(Dataset rows describing interfaces)

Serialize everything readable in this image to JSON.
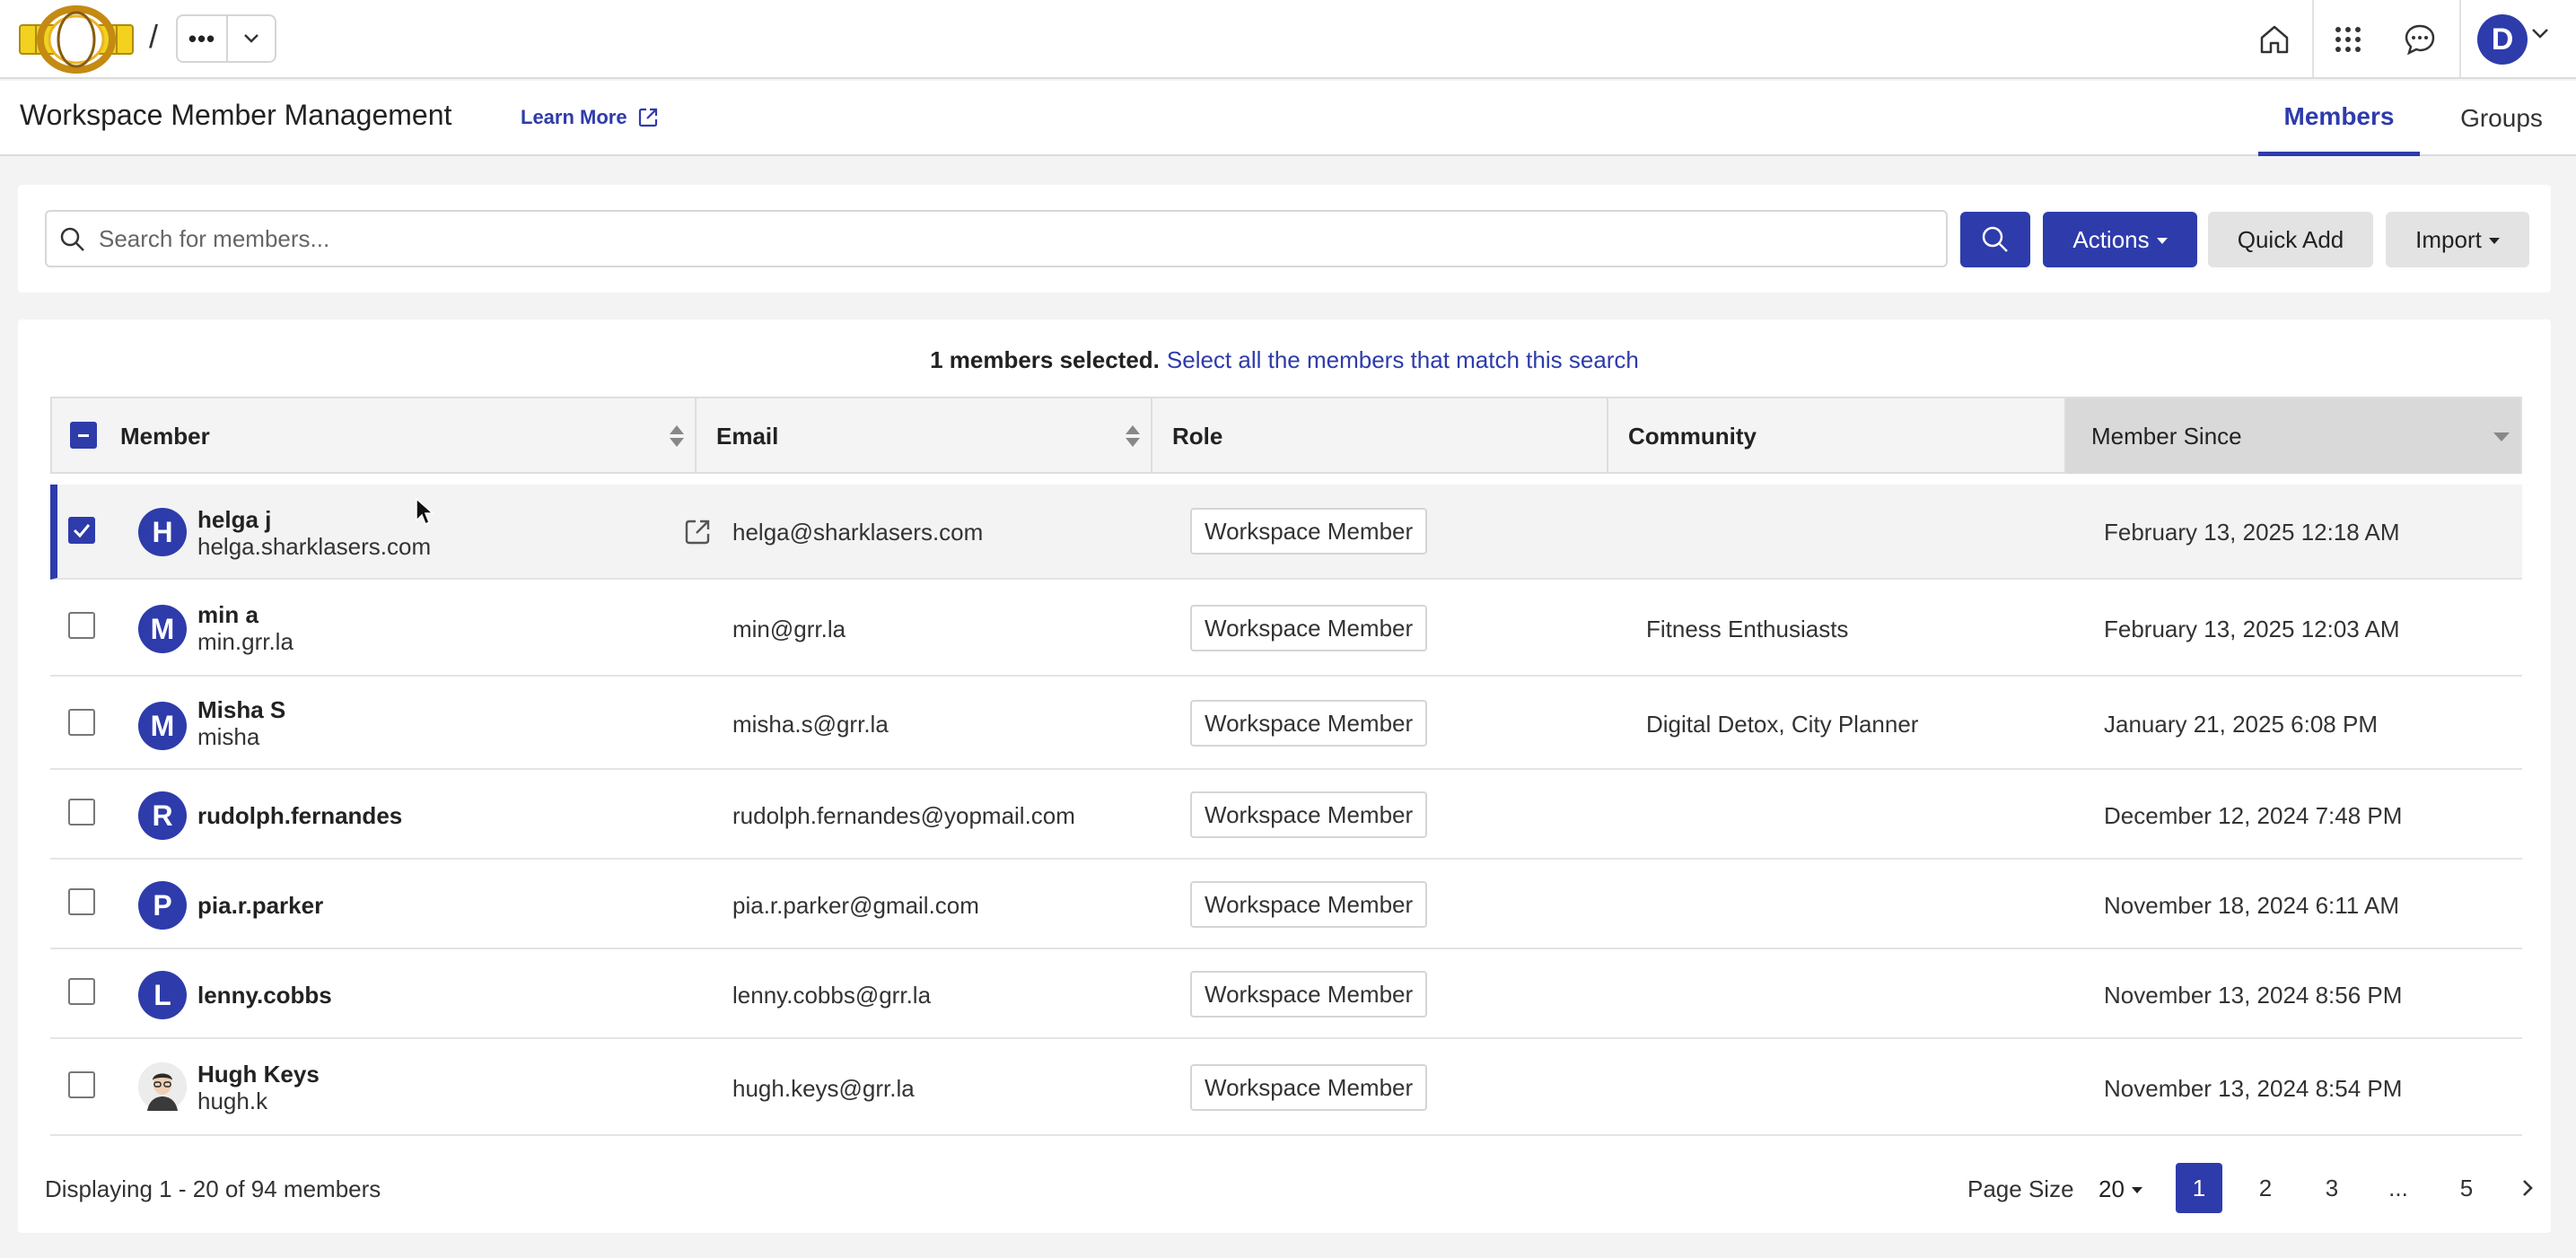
{
  "topbar": {
    "crumb_slash": "/",
    "crumb_more": "•••",
    "user_initial": "D"
  },
  "header": {
    "title": "Workspace Member Management",
    "learn_more": "Learn More",
    "tabs": [
      {
        "label": "Members",
        "active": true
      },
      {
        "label": "Groups",
        "active": false
      }
    ]
  },
  "search": {
    "placeholder": "Search for members...",
    "actions_label": "Actions",
    "quick_add_label": "Quick Add",
    "import_label": "Import"
  },
  "selection": {
    "count_text": "1 members selected.",
    "select_all_link": "Select all the members that match this search"
  },
  "table": {
    "columns": [
      "Member",
      "Email",
      "Role",
      "Community",
      "Member Since"
    ],
    "rows": [
      {
        "initial": "H",
        "name": "helga j",
        "sub": "helga.sharklasers.com",
        "email": "helga@sharklasers.com",
        "role": "Workspace Member",
        "community": "",
        "since": "February 13, 2025 12:18 AM",
        "checked": true
      },
      {
        "initial": "M",
        "name": "min a",
        "sub": "min.grr.la",
        "email": "min@grr.la",
        "role": "Workspace Member",
        "community": "Fitness Enthusiasts",
        "since": "February 13, 2025 12:03 AM",
        "checked": false
      },
      {
        "initial": "M",
        "name": "Misha S",
        "sub": "misha",
        "email": "misha.s@grr.la",
        "role": "Workspace Member",
        "community": "Digital Detox, City Planner",
        "since": "January 21, 2025 6:08 PM",
        "checked": false
      },
      {
        "initial": "R",
        "name": "rudolph.fernandes",
        "sub": "",
        "email": "rudolph.fernandes@yopmail.com",
        "role": "Workspace Member",
        "community": "",
        "since": "December 12, 2024 7:48 PM",
        "checked": false
      },
      {
        "initial": "P",
        "name": "pia.r.parker",
        "sub": "",
        "email": "pia.r.parker@gmail.com",
        "role": "Workspace Member",
        "community": "",
        "since": "November 18, 2024 6:11 AM",
        "checked": false
      },
      {
        "initial": "L",
        "name": "lenny.cobbs",
        "sub": "",
        "email": "lenny.cobbs@grr.la",
        "role": "Workspace Member",
        "community": "",
        "since": "November 13, 2024 8:56 PM",
        "checked": false
      },
      {
        "initial": "",
        "name": "Hugh Keys",
        "sub": "hugh.k",
        "email": "hugh.keys@grr.la",
        "role": "Workspace Member",
        "community": "",
        "since": "November 13, 2024 8:54 PM",
        "checked": false
      }
    ]
  },
  "footer": {
    "displaying": "Displaying 1 - 20 of 94 members",
    "page_size_label": "Page Size",
    "page_size_value": "20",
    "pages": [
      "1",
      "2",
      "3",
      "...",
      "5"
    ],
    "current_page": "1"
  },
  "colors": {
    "accent": "#2e3bab",
    "selected_row_bg": "#f3f3f3"
  },
  "icons": {
    "home": "home-icon",
    "apps": "apps-grid-icon",
    "chat": "chat-icon",
    "search": "search-icon",
    "external": "external-link-icon",
    "next": "chevron-right-icon"
  }
}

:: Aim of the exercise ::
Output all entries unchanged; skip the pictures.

:: Response ::
Serialize everything readable in this image to JSON.
{
  "topbar": {
    "crumb_slash": "/",
    "crumb_more": "•••",
    "user_initial": "D"
  },
  "header": {
    "title": "Workspace Member Management",
    "learn_more": "Learn More",
    "tabs": [
      {
        "label": "Members",
        "active": true
      },
      {
        "label": "Groups",
        "active": false
      }
    ]
  },
  "search": {
    "placeholder": "Search for members...",
    "actions_label": "Actions",
    "quick_add_label": "Quick Add",
    "import_label": "Import"
  },
  "selection": {
    "count_text": "1 members selected.",
    "select_all_link": "Select all the members that match this search"
  },
  "table": {
    "columns": [
      "Member",
      "Email",
      "Role",
      "Community",
      "Member Since"
    ],
    "rows": [
      {
        "initial": "H",
        "name": "helga j",
        "sub": "helga.sharklasers.com",
        "email": "helga@sharklasers.com",
        "role": "Workspace Member",
        "community": "",
        "since": "February 13, 2025 12:18 AM",
        "checked": true
      },
      {
        "initial": "M",
        "name": "min a",
        "sub": "min.grr.la",
        "email": "min@grr.la",
        "role": "Workspace Member",
        "community": "Fitness Enthusiasts",
        "since": "February 13, 2025 12:03 AM",
        "checked": false
      },
      {
        "initial": "M",
        "name": "Misha S",
        "sub": "misha",
        "email": "misha.s@grr.la",
        "role": "Workspace Member",
        "community": "Digital Detox, City Planner",
        "since": "January 21, 2025 6:08 PM",
        "checked": false
      },
      {
        "initial": "R",
        "name": "rudolph.fernandes",
        "sub": "",
        "email": "rudolph.fernandes@yopmail.com",
        "role": "Workspace Member",
        "community": "",
        "since": "December 12, 2024 7:48 PM",
        "checked": false
      },
      {
        "initial": "P",
        "name": "pia.r.parker",
        "sub": "",
        "email": "pia.r.parker@gmail.com",
        "role": "Workspace Member",
        "community": "",
        "since": "November 18, 2024 6:11 AM",
        "checked": false
      },
      {
        "initial": "L",
        "name": "lenny.cobbs",
        "sub": "",
        "email": "lenny.cobbs@grr.la",
        "role": "Workspace Member",
        "community": "",
        "since": "November 13, 2024 8:56 PM",
        "checked": false
      },
      {
        "initial": "",
        "name": "Hugh Keys",
        "sub": "hugh.k",
        "email": "hugh.keys@grr.la",
        "role": "Workspace Member",
        "community": "",
        "since": "November 13, 2024 8:54 PM",
        "checked": false
      }
    ]
  },
  "footer": {
    "displaying": "Displaying 1 - 20 of 94 members",
    "page_size_label": "Page Size",
    "page_size_value": "20",
    "pages": [
      "1",
      "2",
      "3",
      "...",
      "5"
    ],
    "current_page": "1"
  },
  "colors": {
    "accent": "#2e3bab",
    "selected_row_bg": "#f3f3f3"
  },
  "icons": {
    "home": "home-icon",
    "apps": "apps-grid-icon",
    "chat": "chat-icon",
    "search": "search-icon",
    "external": "external-link-icon",
    "next": "chevron-right-icon"
  }
}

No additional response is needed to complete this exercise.